Data records
────────────────────────────────────────

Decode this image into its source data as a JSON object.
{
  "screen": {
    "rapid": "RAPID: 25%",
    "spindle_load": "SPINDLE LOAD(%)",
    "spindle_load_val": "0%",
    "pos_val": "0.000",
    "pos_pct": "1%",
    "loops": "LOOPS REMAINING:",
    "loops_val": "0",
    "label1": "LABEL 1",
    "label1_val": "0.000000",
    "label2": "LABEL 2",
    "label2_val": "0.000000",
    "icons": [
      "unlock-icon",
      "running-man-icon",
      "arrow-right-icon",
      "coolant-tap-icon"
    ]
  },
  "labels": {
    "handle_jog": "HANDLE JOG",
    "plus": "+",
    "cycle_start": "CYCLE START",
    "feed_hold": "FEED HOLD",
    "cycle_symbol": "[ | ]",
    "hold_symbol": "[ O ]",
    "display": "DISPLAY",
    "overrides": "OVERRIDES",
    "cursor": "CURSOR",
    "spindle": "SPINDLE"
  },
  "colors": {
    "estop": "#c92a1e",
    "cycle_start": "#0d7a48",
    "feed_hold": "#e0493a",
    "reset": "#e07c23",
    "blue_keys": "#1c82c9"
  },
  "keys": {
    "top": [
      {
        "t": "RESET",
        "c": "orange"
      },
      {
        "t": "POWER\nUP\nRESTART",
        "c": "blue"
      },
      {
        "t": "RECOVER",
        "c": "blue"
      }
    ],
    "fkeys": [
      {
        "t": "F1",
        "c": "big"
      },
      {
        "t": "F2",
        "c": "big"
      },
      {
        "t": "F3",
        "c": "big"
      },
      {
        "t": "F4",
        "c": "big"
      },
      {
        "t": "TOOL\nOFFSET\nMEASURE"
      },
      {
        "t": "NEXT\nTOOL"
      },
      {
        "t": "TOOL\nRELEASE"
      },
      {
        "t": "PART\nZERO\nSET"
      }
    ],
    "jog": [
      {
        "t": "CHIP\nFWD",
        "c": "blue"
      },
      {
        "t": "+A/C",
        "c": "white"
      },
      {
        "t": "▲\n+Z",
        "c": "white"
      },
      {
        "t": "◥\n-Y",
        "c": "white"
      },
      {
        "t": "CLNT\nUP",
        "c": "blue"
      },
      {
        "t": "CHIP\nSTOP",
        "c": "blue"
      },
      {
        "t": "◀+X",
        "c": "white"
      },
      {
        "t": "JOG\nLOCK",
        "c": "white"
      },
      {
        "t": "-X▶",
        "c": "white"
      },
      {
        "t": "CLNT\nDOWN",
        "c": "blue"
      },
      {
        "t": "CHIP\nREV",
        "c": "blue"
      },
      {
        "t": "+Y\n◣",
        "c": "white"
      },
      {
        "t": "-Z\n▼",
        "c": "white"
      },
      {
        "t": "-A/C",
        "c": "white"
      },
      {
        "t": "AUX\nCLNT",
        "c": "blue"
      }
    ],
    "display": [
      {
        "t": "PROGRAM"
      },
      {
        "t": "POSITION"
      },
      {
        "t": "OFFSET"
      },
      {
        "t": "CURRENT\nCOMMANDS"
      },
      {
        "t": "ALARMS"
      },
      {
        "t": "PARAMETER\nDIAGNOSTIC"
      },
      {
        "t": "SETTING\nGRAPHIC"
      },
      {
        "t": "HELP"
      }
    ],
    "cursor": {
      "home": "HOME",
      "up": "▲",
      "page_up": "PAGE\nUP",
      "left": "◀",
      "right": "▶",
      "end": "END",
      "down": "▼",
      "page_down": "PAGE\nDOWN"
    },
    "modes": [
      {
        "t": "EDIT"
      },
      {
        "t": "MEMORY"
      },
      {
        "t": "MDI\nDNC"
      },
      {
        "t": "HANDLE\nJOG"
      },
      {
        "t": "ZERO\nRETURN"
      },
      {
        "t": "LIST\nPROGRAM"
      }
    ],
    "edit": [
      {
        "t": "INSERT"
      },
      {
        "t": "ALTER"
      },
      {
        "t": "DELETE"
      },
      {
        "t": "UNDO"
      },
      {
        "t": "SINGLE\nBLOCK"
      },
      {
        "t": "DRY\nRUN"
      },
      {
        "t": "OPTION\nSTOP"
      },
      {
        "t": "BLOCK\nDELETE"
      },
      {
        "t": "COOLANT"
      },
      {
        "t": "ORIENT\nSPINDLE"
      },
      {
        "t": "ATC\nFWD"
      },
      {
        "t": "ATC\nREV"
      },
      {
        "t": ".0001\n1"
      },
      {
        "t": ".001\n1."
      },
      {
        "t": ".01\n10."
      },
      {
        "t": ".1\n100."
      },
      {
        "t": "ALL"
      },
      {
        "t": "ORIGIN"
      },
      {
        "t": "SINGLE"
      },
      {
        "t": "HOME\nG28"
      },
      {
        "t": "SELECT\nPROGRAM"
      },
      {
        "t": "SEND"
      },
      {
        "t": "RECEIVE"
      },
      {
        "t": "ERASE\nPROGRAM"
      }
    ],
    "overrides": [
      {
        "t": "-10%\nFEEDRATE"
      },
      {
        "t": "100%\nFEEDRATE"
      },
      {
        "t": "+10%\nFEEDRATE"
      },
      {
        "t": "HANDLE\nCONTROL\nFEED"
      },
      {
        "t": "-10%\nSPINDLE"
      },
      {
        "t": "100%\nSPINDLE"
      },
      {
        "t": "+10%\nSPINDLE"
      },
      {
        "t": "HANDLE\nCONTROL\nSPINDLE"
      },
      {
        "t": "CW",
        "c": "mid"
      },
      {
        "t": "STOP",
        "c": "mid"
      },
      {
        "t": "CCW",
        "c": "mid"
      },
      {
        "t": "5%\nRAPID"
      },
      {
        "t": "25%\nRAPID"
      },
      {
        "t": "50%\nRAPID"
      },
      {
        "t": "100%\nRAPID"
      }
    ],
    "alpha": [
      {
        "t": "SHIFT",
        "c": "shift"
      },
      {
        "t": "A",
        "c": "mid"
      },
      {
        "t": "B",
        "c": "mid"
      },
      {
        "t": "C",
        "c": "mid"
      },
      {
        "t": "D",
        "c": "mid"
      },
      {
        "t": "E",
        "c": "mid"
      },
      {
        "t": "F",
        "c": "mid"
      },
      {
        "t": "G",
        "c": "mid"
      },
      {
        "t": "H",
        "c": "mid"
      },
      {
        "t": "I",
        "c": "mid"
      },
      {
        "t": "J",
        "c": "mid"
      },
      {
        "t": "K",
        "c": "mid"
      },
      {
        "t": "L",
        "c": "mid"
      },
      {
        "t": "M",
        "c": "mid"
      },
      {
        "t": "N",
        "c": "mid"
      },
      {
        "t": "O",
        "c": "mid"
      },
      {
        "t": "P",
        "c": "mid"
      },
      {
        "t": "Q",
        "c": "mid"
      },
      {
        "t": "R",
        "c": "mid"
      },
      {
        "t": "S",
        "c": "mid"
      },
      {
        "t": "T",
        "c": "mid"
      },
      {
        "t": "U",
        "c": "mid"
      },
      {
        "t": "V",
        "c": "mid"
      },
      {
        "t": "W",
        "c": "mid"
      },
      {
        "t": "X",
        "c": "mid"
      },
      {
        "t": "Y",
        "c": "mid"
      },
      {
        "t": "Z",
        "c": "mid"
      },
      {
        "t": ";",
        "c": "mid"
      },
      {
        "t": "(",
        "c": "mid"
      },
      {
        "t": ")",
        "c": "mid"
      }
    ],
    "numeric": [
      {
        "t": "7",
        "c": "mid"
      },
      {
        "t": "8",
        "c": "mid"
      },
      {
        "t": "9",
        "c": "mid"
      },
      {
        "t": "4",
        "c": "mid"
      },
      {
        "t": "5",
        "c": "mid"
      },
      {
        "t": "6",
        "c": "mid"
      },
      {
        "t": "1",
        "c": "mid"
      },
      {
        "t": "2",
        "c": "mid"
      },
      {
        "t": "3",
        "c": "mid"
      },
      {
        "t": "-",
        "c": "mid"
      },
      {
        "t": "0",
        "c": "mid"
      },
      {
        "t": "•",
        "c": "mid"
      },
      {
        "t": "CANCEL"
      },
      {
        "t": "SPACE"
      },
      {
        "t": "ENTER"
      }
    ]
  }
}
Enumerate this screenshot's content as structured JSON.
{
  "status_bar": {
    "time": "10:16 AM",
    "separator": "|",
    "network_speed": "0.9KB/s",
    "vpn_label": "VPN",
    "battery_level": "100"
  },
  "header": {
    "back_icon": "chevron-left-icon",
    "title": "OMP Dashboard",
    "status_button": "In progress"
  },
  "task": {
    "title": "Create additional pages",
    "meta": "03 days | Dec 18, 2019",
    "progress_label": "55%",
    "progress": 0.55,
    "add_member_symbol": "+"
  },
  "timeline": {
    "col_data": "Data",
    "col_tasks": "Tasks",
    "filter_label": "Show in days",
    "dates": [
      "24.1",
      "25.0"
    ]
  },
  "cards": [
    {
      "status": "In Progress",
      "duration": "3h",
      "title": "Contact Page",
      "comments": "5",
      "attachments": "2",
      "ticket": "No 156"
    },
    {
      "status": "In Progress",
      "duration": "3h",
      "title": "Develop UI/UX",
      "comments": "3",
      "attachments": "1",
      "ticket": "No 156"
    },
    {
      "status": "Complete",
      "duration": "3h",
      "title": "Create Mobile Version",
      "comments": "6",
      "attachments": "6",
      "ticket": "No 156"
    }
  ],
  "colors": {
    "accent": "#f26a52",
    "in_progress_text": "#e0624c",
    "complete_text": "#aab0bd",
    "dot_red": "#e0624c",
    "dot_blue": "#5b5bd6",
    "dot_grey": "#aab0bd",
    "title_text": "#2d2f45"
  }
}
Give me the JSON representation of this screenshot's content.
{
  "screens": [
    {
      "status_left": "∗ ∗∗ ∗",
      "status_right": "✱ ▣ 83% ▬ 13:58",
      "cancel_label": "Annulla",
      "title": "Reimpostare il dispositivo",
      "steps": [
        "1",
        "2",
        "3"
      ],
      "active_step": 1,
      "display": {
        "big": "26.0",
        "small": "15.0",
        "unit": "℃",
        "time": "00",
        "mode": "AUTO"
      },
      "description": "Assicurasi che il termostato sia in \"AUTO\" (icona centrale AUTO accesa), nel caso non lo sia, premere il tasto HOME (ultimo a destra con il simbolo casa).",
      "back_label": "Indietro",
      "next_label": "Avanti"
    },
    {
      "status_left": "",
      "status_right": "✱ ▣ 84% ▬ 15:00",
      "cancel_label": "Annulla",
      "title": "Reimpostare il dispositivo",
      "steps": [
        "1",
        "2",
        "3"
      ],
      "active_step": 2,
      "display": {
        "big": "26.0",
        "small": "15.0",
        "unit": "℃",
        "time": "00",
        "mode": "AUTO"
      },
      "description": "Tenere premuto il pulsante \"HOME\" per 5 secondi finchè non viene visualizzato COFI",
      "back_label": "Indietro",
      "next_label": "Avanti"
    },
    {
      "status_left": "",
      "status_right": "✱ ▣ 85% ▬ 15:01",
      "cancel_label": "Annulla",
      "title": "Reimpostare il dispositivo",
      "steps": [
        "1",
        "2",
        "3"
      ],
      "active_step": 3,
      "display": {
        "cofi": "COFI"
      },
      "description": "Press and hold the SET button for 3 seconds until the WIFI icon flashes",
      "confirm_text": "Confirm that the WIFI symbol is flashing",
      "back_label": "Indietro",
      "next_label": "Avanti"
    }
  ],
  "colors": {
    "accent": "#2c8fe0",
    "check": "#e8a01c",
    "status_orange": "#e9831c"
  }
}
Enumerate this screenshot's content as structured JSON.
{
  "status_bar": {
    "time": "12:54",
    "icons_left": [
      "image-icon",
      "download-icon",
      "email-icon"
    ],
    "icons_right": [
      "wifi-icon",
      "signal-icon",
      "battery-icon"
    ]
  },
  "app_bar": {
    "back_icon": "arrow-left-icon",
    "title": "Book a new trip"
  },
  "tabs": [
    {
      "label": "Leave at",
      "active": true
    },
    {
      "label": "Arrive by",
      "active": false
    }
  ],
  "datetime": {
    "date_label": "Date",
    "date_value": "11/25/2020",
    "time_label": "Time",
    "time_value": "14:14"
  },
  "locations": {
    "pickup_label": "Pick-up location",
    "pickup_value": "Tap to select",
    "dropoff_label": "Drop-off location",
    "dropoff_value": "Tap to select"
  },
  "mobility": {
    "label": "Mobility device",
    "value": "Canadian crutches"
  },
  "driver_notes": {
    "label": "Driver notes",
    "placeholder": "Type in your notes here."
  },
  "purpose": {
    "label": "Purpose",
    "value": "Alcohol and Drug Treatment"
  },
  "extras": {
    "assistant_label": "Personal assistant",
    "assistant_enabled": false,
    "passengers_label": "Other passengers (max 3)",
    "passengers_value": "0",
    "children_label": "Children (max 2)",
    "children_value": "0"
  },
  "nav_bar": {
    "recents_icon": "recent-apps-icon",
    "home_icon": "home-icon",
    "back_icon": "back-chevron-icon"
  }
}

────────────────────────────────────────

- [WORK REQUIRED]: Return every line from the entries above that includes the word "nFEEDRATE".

- [TASK SOLUTION]:
        "t": "-10%\nFEEDRATE"
        "t": "100%\nFEEDRATE"
        "t": "+10%\nFEEDRATE"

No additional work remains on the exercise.